The world’s largest PR agency saw its overall organic growth outpace the global industry average of 8% during its fiscal period between July 1, 2012 to June 30, 2013.

Emerging regions Latin America excelled with about 24% organic growth to $19.6 million, followed by Asia-Pacific with 20.6% organic growth to $85.6 million. Next year, APAC will include the Middle East and Africa, adding about $10 million to the region’s revenues.

The US trailed all other regions with 9.7% organic growth to about $430 million, but still accounts for 60% of overall revenue. EMEA, which accounts for 20% of revenue, reported 10.5% organic growth to $140.5 million and Canada saw 13.7% organic growth reaching $31.4 million.

“In the US, we were one of the first [PR firms] to go over $400 million in revenue -- so that’s a huge base to grow on,” CEO Richard Edelman said. Among the region’s standouts were its digital practice growing by 30%, bolstered by wins like digital AOR for Samsung Mobile, and the firm’s corporate reputation work with Hewlett-Packard.  

Edelman described the firm as having “broken through” in London with 400 people and four of its 12 largest clients based in the market, including Shell and Unilever.

Consumer remains Edelman’s largest practice, followed by tech, which has grown to 18% of its business. Consumer tech clients like Microsoft’s Xbox and eBay had long been Edelman’s sweet spot. Tech now includes Silicon Valley's document-sharing darling Box in several regions outside of the US and SAP,  in addition its work with Adobe has “grown substantially.” The firm’s Symantec business has expanded beyond the consumer-facing Norton division to include its enterprise offerings, Edelman added.

Edelman’s global tech head Pete Pedersen departed the company in March to join Grayling as global CEO. In May, Joe Paluska — former tech lead at Hill + Knowlton and comms head at electric car company Better Place — took over the role.

“He’s getting his feet wet,” Edelman said. “He’s smart and knows his business and has a good aggression.”

Technology replaced healthcare as the firm’s second-largest practice. Healthcare is now ranked with corporate in third.

“We’re getting a lot of corporate work out of our healthcare clients and are very active in brand marketing for pharma,” Edelman noted. The firm expanded its Pfizer work to include corporate and its pharma clients include Novartis and Johnson & Johnson. Edelman said Chevron had “big growth” within its corporate business in the last year. 

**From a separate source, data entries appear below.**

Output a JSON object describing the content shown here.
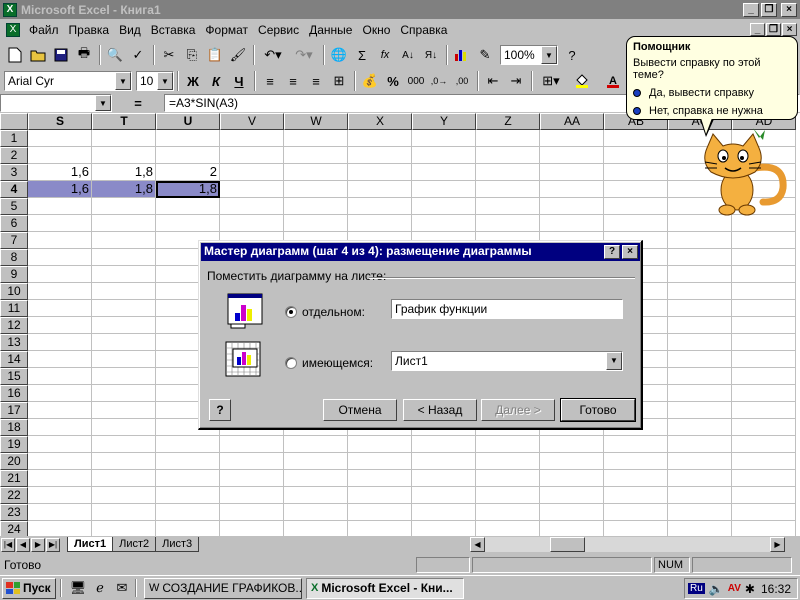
{
  "window": {
    "title": "Microsoft Excel - Книга1",
    "app_icon_letter": "X"
  },
  "menu": [
    "Файл",
    "Правка",
    "Вид",
    "Вставка",
    "Формат",
    "Сервис",
    "Данные",
    "Окно",
    "Справка"
  ],
  "toolbar": {
    "zoom": "100%",
    "font_name": "Arial Cyr",
    "font_size": "10",
    "bold": "Ж",
    "italic": "К",
    "underline": "Ч",
    "sum": "Σ",
    "fx": "fx",
    "percent": "%",
    "thousands": "000"
  },
  "formula_bar": {
    "name_box": "",
    "equals": "=",
    "formula": "=A3*SIN(A3)"
  },
  "grid": {
    "columns": [
      "S",
      "T",
      "U",
      "V",
      "W",
      "X",
      "Y",
      "Z",
      "AA",
      "AB",
      "AC",
      "AD"
    ],
    "selected_columns": [
      "S",
      "T",
      "U"
    ],
    "selected_row": 4,
    "rows": [
      {
        "n": "1",
        "cells": [
          "",
          "",
          ""
        ]
      },
      {
        "n": "2",
        "cells": [
          "",
          "",
          ""
        ]
      },
      {
        "n": "3",
        "cells": [
          "1,6",
          "1,8",
          "2"
        ]
      },
      {
        "n": "4",
        "cells": [
          "1,6",
          "1,8",
          "1,8"
        ]
      },
      {
        "n": "5",
        "cells": [
          "",
          "",
          ""
        ]
      },
      {
        "n": "6",
        "cells": [
          "",
          "",
          ""
        ]
      },
      {
        "n": "7",
        "cells": [
          "",
          "",
          ""
        ]
      },
      {
        "n": "8",
        "cells": [
          "",
          "",
          ""
        ]
      },
      {
        "n": "9",
        "cells": [
          "",
          "",
          ""
        ]
      },
      {
        "n": "10",
        "cells": [
          "",
          "",
          ""
        ]
      },
      {
        "n": "11",
        "cells": [
          "",
          "",
          ""
        ]
      },
      {
        "n": "12",
        "cells": [
          "",
          "",
          ""
        ]
      },
      {
        "n": "13",
        "cells": [
          "",
          "",
          ""
        ]
      },
      {
        "n": "14",
        "cells": [
          "",
          "",
          ""
        ]
      },
      {
        "n": "15",
        "cells": [
          "",
          "",
          ""
        ]
      },
      {
        "n": "16",
        "cells": [
          "",
          "",
          ""
        ]
      },
      {
        "n": "17",
        "cells": [
          "",
          "",
          ""
        ]
      },
      {
        "n": "18",
        "cells": [
          "",
          "",
          ""
        ]
      },
      {
        "n": "19",
        "cells": [
          "",
          "",
          ""
        ]
      },
      {
        "n": "20",
        "cells": [
          "",
          "",
          ""
        ]
      },
      {
        "n": "21",
        "cells": [
          "",
          "",
          ""
        ]
      },
      {
        "n": "22",
        "cells": [
          "",
          "",
          ""
        ]
      },
      {
        "n": "23",
        "cells": [
          "",
          "",
          ""
        ]
      },
      {
        "n": "24",
        "cells": [
          "",
          "",
          ""
        ]
      }
    ]
  },
  "sheets": [
    "Лист1",
    "Лист2",
    "Лист3"
  ],
  "active_sheet": "Лист1",
  "status": {
    "text": "Готово",
    "num": "NUM"
  },
  "assistant": {
    "title": "Помощник",
    "question": "Вывести справку по этой теме?",
    "options": [
      "Да, вывести справку",
      "Нет, справка не нужна"
    ]
  },
  "dialog": {
    "title": "Мастер диаграмм (шаг 4 из 4): размещение диаграммы",
    "help_btn": "?",
    "close_btn": "×",
    "caption": "Поместить диаграмму на листе:",
    "option_separate": "отдельном:",
    "option_existing": "имеющемся:",
    "separate_value": "График функции",
    "existing_value": "Лист1",
    "selected_option": "separate",
    "buttons": {
      "cancel": "Отмена",
      "back": "< Назад",
      "next": "Далее >",
      "finish": "Готово"
    }
  },
  "taskbar": {
    "start": "Пуск",
    "tasks": [
      {
        "label": "СОЗДАНИЕ ГРАФИКОВ...",
        "pressed": false
      },
      {
        "label": "Microsoft Excel - Кни...",
        "pressed": true
      }
    ],
    "lang": "Ru",
    "clock": "16:32"
  },
  "colors": {
    "title_inactive": "#808080",
    "dialog_title": "#000080",
    "selection": "#8a8ac8",
    "balloon": "#ffffe1"
  }
}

Its food business has been softer, Edelman noted. But the firm is trying to gain leadership in this market and recently published a study for this sector.

Increasingly, Edelman is fielding heartier digital assignments. Earlier this year, the agency expanded into paid media hiring Cassell Kroll from MindShare and tasking Steve Rubel as chief content strategist to help broker sponsored content deals. 

“Paid is absolutely something that we look at as an accelerator of earned -- it’s not the beginning, it’s the end,” Edelman said. “We’re still partnering with ad agencies.”

Although Edelman owns $2 million advertising shop Blue, there are not plans to grow it beyond its niche primarily servicing Washington DC organizations, Edelman adds. 

“Ultimately, our core businesses will be PR, digital and research because they are mutually supportive of each other,” Edelman said, adding this week’s Omnicom-Publicis merger reiterated his firm’s ambitions to go “narrow and deep and do what we do well rather than replicate a $22 billion holding company and stretch ourselves too thin.”

Edelman says his firm previously struggled to make inroads into digital’s backend, for instance with website builds, and has since focused its digital efforts on the social side. What remains in question, however, is how deep Edelman will go into digital’s evolving paid game.

“We don’t know what the opportunity is there yet,” he said, adding it is still unclear whether PR firms - including his - will be entrusted with hefty media budgets to use towards things like sponsored content.

The firm is also exploring emerging practice areas through its $17 million brand engagement firm Matter, including experiential work, such as pop-up stores for eBay and the Cybergeddon digital crime thriller with Norton. Additionally, sports marketing -— about 1% of overall business -- has been anchored by the firm’s work with Quest Diagnostics in its takeover of the New York Giants' training facility.

In addition to Blue and Matter, the $17 million market research shop  Edelman Berland  and the $4 million Krispr Communications - formed in early 2012 to do outreach to the nutrition community for the Kellogg Company -- all roll into Edelman PR.

Edelman’s sister agency the Zeno Group grew by nearly 62% in 2012, totaling $26.9 million in revenue. Including Zeno, total revenues for the privately-held Daniel J. Edelman group was $733.9 million up nearly 13%.